Album Review: “Nebraska” By Bruce Springsteen

Advertisement

via @Bruce Springsteen - Topic | Youtube

Advertisement
Advertisement

At the height of his glory, Bruce Springsteen abandons the epic rock that characterized him, dismisses the E-Street Band, and releases what was originally acoustic models recorded solo at home on a four-track magneto. Nebraska was born, an intimate and somber masterpiece on the far side of America in crisis.

Recorded in a period of unprecedented American economic and identity crisis (reminiscent of the current era of subprimes and post-September 11), Nebraska tells the story of those who are on the wrong side of the line: between good and evil (the Nebraska killer); crime and honesty (the unemployed Atlantic City worker who goes to work for the underworld); winners and losers (the Used Cars kid who swears that never like his father will he buy a used car); justice and mercy (the High Patrolman cop who gives up on prosecuting his delinquent brother); the dream of love and the reality of the loss of the father and of the bearings (My Father’s House); and finally, the boundary between the big city and the suburbs, symbolized by the New Jersey Turnpike, this toll that Tony Soprano passes at the start of each episode of the series of the same name.

Advertisement

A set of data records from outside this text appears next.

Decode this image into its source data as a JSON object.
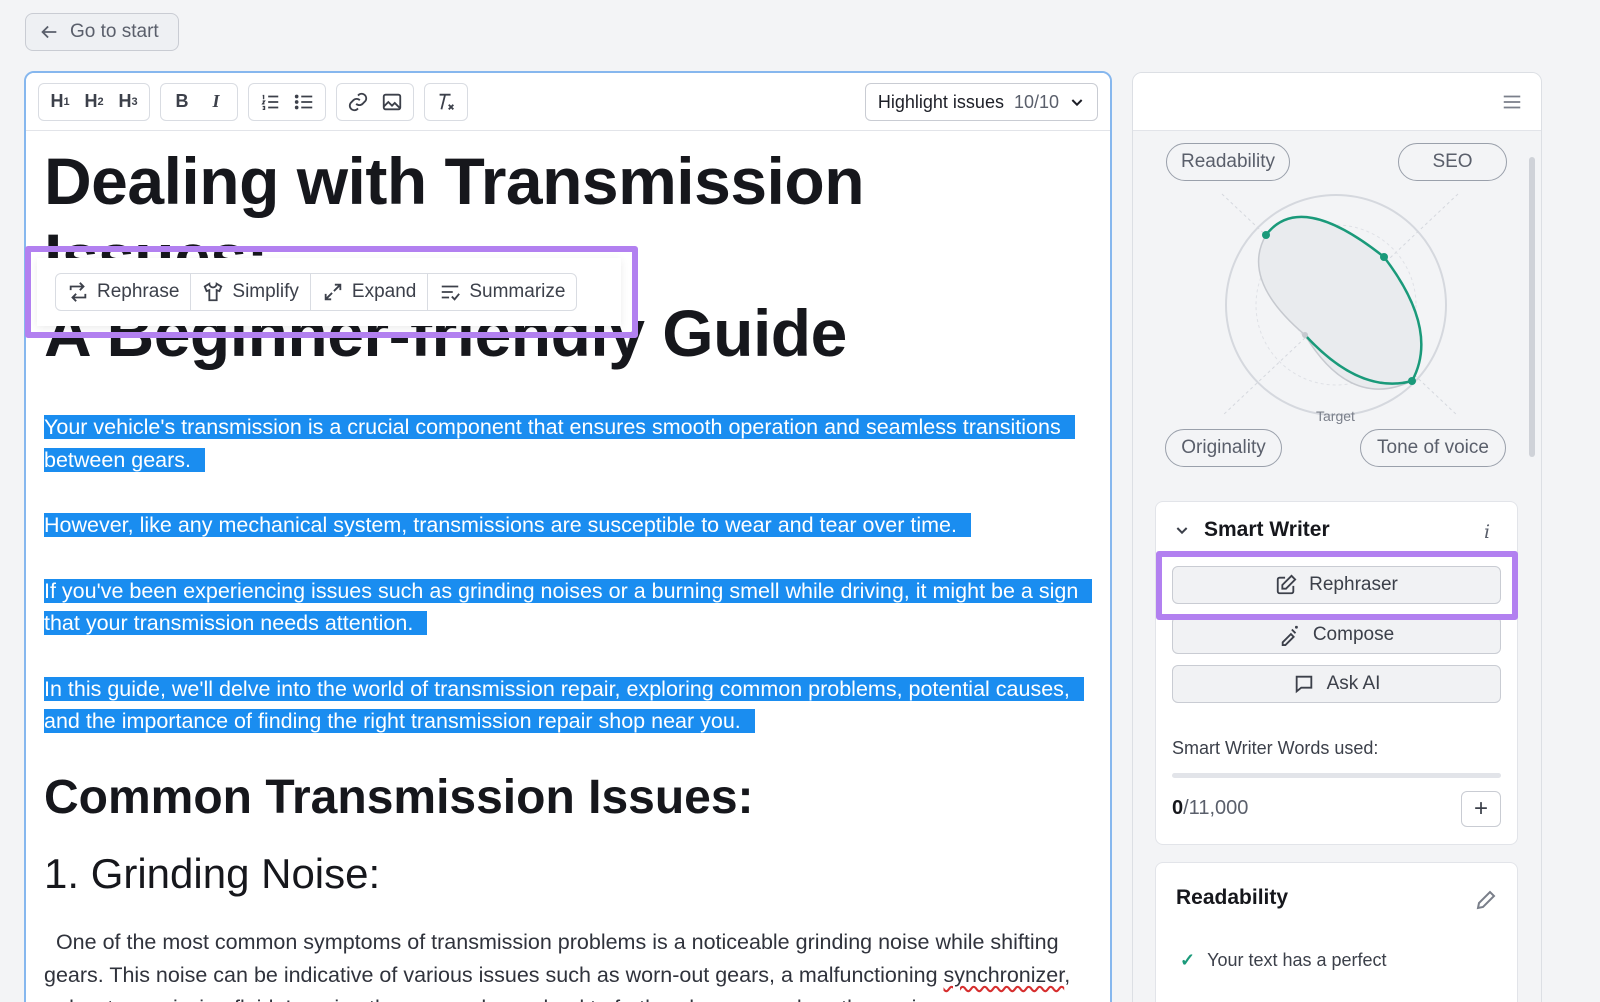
{
  "nav": {
    "back_label": "Go to start"
  },
  "toolbar": {
    "headings": [
      {
        "label": "H",
        "level": "1"
      },
      {
        "label": "H",
        "level": "2"
      },
      {
        "label": "H",
        "level": "3"
      }
    ],
    "bold": "B",
    "italic": "I",
    "highlight_label": "Highlight issues",
    "highlight_count": "10/10"
  },
  "ai_toolbar": {
    "rephrase": "Rephrase",
    "simplify": "Simplify",
    "expand": "Expand",
    "summarize": "Summarize"
  },
  "document": {
    "title_line1": "Dealing with Transmission Issues:",
    "title_line2": "A Beginner-friendly Guide",
    "selected_paragraphs": [
      "Your vehicle's transmission is a crucial component that ensures smooth operation and seamless transitions between gears.",
      "However, like any mechanical system, transmissions are susceptible to wear and tear over time.",
      "If you've been experiencing issues such as grinding noises or a burning smell while driving, it might be a sign that your transmission needs attention.",
      "In this guide, we'll delve into the world of transmission repair, exploring common problems, potential causes, and the importance of finding the right transmission repair shop near you."
    ],
    "heading2": "Common Transmission Issues:",
    "heading3": "1. Grinding Noise:",
    "body_before": "One of the most common symptoms of transmission problems is a noticeable grinding noise while shifting gears. This noise can be indicative of various issues such as worn-out gears, a malfunctioning ",
    "body_misspelled": "synchronizer",
    "body_after": ", or low transmission fluid. Ignoring these sounds can lead to further damage and costly repairs."
  },
  "panel": {
    "metrics": {
      "readability": "Readability",
      "seo": "SEO",
      "originality": "Originality",
      "tone": "Tone of voice",
      "target_label": "Target"
    },
    "smart_writer": {
      "title": "Smart Writer",
      "info": "i",
      "rephraser": "Rephraser",
      "compose": "Compose",
      "ask_ai": "Ask AI",
      "words_label": "Smart Writer Words used:",
      "words_used": "0",
      "words_limit": "/11,000",
      "words_progress": 0,
      "add": "+"
    },
    "readability_card": {
      "title": "Readability",
      "item": "Your text has a perfect"
    }
  },
  "colors": {
    "selection": "#1a8df0",
    "callout": "#b280f0",
    "radar_line": "#1a9a7a",
    "editor_border": "#86b7ee"
  }
}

The disc ends all the same with Reason To Believe, moral tale on the hope of those who cling to life without really knowing why.

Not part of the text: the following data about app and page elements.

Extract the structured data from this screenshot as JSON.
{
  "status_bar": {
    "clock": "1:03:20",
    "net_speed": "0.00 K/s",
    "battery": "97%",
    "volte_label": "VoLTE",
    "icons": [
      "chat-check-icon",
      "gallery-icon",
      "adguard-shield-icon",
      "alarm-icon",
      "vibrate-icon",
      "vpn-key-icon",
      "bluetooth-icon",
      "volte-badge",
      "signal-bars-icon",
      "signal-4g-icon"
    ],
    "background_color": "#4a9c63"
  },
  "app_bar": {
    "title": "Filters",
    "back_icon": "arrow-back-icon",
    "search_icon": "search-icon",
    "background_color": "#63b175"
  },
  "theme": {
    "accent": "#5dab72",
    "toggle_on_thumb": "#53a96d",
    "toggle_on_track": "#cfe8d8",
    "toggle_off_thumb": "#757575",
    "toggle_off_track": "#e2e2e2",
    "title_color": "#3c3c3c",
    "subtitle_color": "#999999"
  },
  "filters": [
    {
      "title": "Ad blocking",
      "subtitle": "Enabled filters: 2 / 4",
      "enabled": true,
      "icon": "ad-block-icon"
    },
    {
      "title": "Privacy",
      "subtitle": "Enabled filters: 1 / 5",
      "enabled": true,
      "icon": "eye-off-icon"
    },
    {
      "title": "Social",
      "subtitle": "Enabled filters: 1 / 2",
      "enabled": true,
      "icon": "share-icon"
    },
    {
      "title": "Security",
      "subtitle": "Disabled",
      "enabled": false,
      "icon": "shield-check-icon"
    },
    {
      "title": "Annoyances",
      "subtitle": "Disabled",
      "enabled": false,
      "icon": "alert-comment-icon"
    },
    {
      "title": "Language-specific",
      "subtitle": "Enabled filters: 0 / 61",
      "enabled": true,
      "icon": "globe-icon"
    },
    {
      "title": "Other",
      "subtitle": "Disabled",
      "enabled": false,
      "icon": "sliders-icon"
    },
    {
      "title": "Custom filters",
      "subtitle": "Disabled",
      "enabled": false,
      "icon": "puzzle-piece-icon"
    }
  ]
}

Overall, despite this absolute lack of concessions to the public, Nebraska will still rank third on the American Billboard, proof of the power of attraction of this absolutely unique album.

Listen to the full album below: